Imagine if every time the Yankees lost, the umps decided to play a 10th inning. That's what's happening in England, with (obviously) Man U being the beneficiary of some super-shady timekeeping.
After Michael Owen's game winner 5 minutes and 26 seconds into stoppage time in this weekend's Manchester derby, the Guardian decided to look into the lengths of injury time through all of United'ss home matches over the last 3+ seasons. What they found...shocks no one.
When Man U were leading after 90 minutes, referees put an average of 191 seconds on the clock — less than the average for Liverpool, Chelsea or Aresenal. But when they were tied or losing, refs put on 257. That's more than a minute in additional stoppage time when they most needed those extra seconds.
Does it matter? This year, United have led two games after regulation and played an average of 304 seconds. If that held true on Sunday, City would have secured a draw. But instead referee Martin Atkinson allowed seven minutes.
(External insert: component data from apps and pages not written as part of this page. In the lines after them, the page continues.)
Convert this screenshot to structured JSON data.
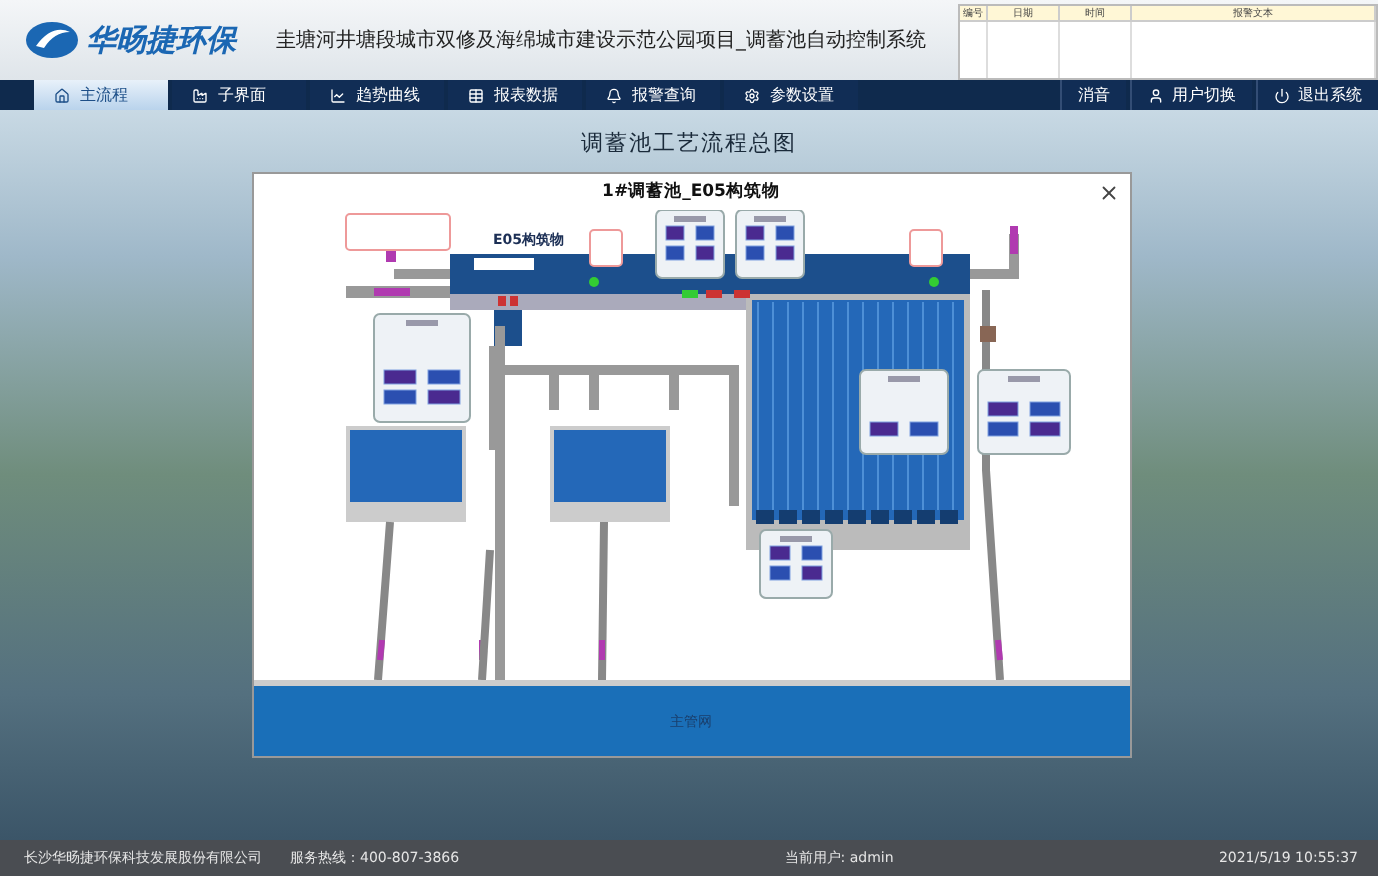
{
  "header": {
    "logo_text": "华旸捷环保",
    "title": "圭塘河井塘段城市双修及海绵城市建设示范公园项目_调蓄池自动控制系统"
  },
  "alarm_table": {
    "columns": [
      "编号",
      "日期",
      "时间",
      "报警文本"
    ]
  },
  "nav": {
    "tabs": [
      {
        "label": "主流程",
        "selected": true
      },
      {
        "label": "子界面",
        "selected": false
      },
      {
        "label": "趋势曲线",
        "selected": false
      },
      {
        "label": "报表数据",
        "selected": false
      },
      {
        "label": "报警查询",
        "selected": false
      },
      {
        "label": "参数设置",
        "selected": false
      }
    ],
    "actions": [
      "消音",
      "用户切换",
      "退出系统"
    ]
  },
  "page_title": "调蓄池工艺流程总图",
  "dialog": {
    "title": "1#调蓄池_E05构筑物",
    "structure_label": "E05构筑物",
    "band_label": "主管网"
  },
  "status_bar": {
    "company": "长沙华旸捷环保科技发展股份有限公司",
    "hotline": "服务热线：400-807-3866",
    "user": "当前用户: admin",
    "datetime": "2021/5/19  10:55:37"
  }
}
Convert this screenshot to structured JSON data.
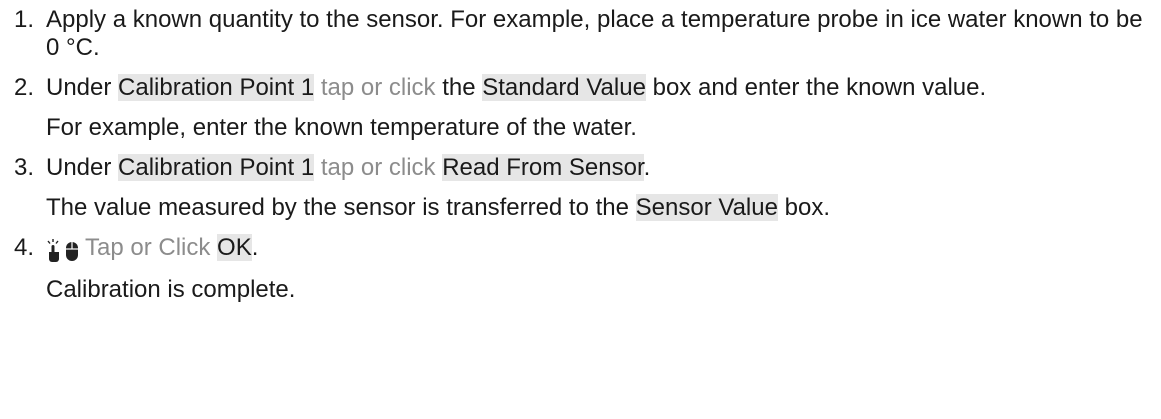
{
  "steps": [
    {
      "number": "1.",
      "text": "Apply a known quantity to the sensor. For example, place a temperature probe in ice water known to be 0 °C."
    },
    {
      "number": "2.",
      "pre": "Under ",
      "target1": "Calibration Point 1",
      "action": " tap or click",
      "mid": " the ",
      "target2": "Standard Value",
      "post": " box and enter the known value.",
      "note": "For example, enter the known temperature of the water."
    },
    {
      "number": "3.",
      "pre": "Under ",
      "target1": "Calibration Point 1",
      "action": " tap or click",
      "mid": " ",
      "target2": "Read From Sensor",
      "post": ".",
      "note_pre": "The value measured by the sensor is transferred to the ",
      "note_target": "Sensor Value",
      "note_post": " box."
    },
    {
      "number": "4.",
      "icons": [
        "tap-hand-icon",
        "mouse-icon"
      ],
      "action": "Tap or Click",
      "sep": " ",
      "target": "OK",
      "post": ".",
      "note": "Calibration is complete."
    }
  ]
}
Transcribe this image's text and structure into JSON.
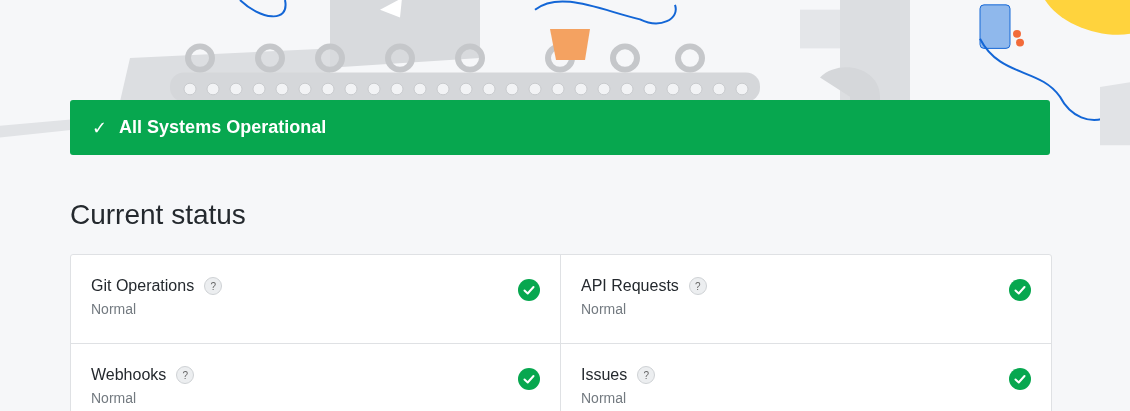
{
  "banner": {
    "operational": true,
    "check": "✓",
    "text": "All Systems Operational"
  },
  "section_title": "Current status",
  "components": [
    {
      "name": "Git Operations",
      "help": "?",
      "status_text": "Normal",
      "operational": true
    },
    {
      "name": "API Requests",
      "help": "?",
      "status_text": "Normal",
      "operational": true
    },
    {
      "name": "Webhooks",
      "help": "?",
      "status_text": "Normal",
      "operational": true
    },
    {
      "name": "Issues",
      "help": "?",
      "status_text": "Normal",
      "operational": true
    }
  ]
}
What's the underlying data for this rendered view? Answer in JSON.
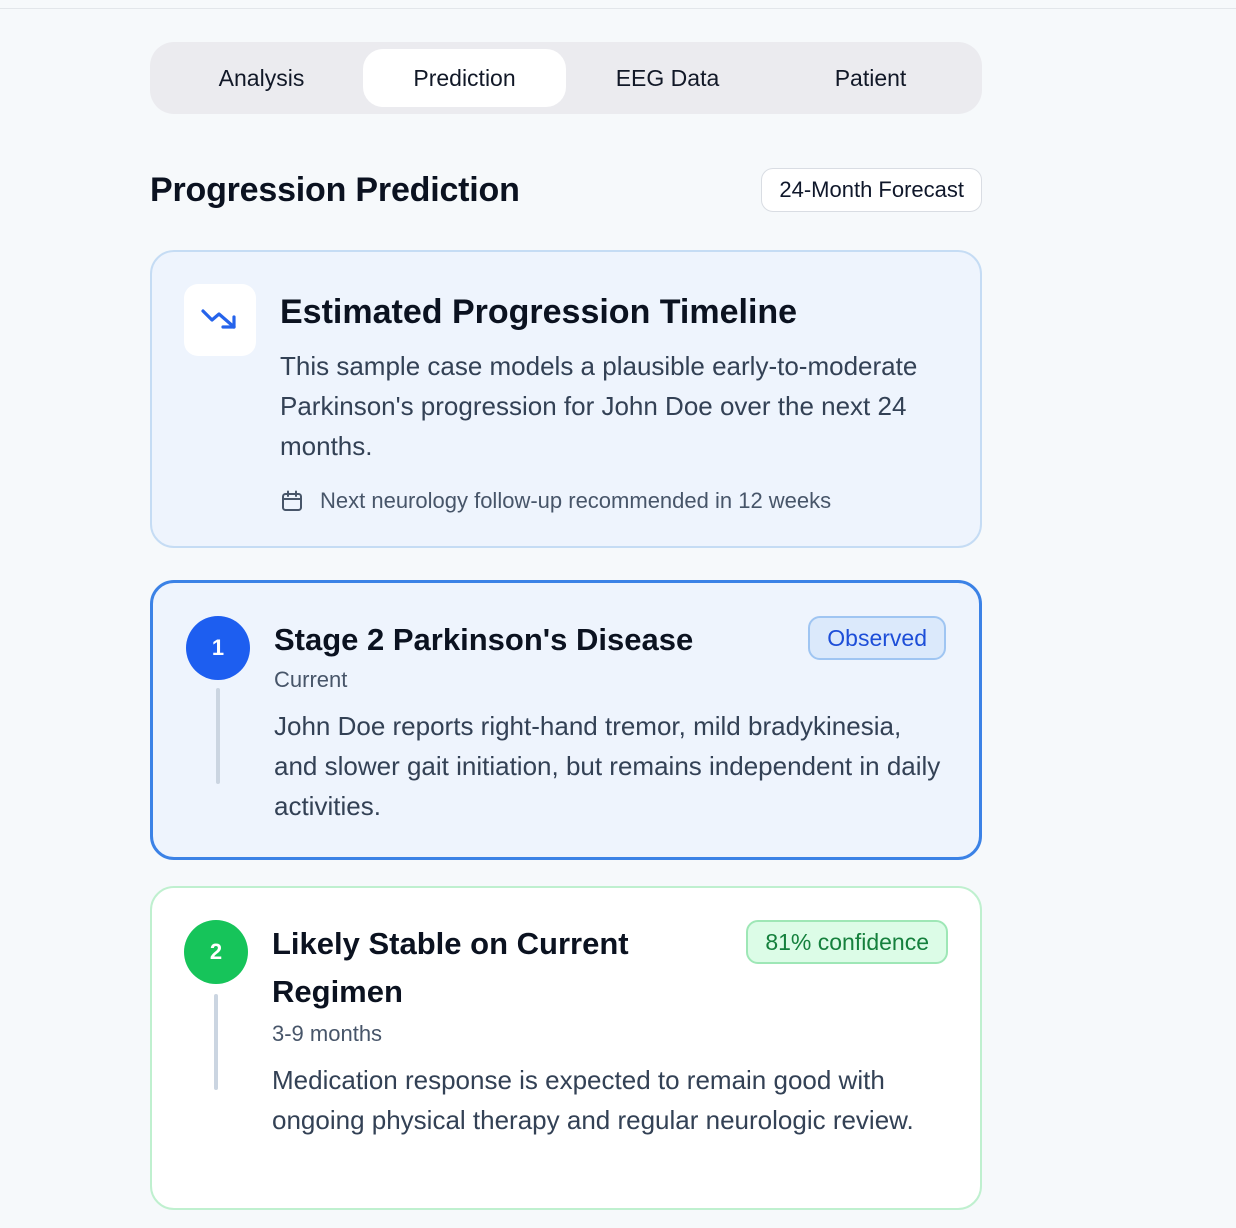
{
  "tabs": [
    {
      "label": "Analysis",
      "active": false
    },
    {
      "label": "Prediction",
      "active": true
    },
    {
      "label": "EEG Data",
      "active": false
    },
    {
      "label": "Patient",
      "active": false
    }
  ],
  "header": {
    "title": "Progression Prediction",
    "badge": "24-Month Forecast"
  },
  "summary": {
    "icon": "trending-down-icon",
    "title": "Estimated Progression Timeline",
    "text": "This sample case models a plausible early-to-moderate Parkinson's progression for John Doe over the next 24 months.",
    "followup_icon": "calendar-icon",
    "followup": "Next neurology follow-up recommended in 12 weeks"
  },
  "stages": [
    {
      "number": "1",
      "title": "Stage 2 Parkinson's Disease",
      "timeframe": "Current",
      "description": "John Doe reports right-hand tremor, mild bradykinesia, and slower gait initiation, but remains independent in daily activities.",
      "badge": "Observed",
      "color": "#1d5ef0"
    },
    {
      "number": "2",
      "title": "Likely Stable on Current Regimen",
      "timeframe": "3-9 months",
      "description": "Medication response is expected to remain good with ongoing physical therapy and regular neurologic review.",
      "badge": "81% confidence",
      "color": "#16c45a"
    }
  ]
}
I apologize to soccer fans for any errors in terminology by me, a relative neophyte. But one concept translates perfectly across the Atlantic: that Manchester United are a spoiled, entitled team that no one likes.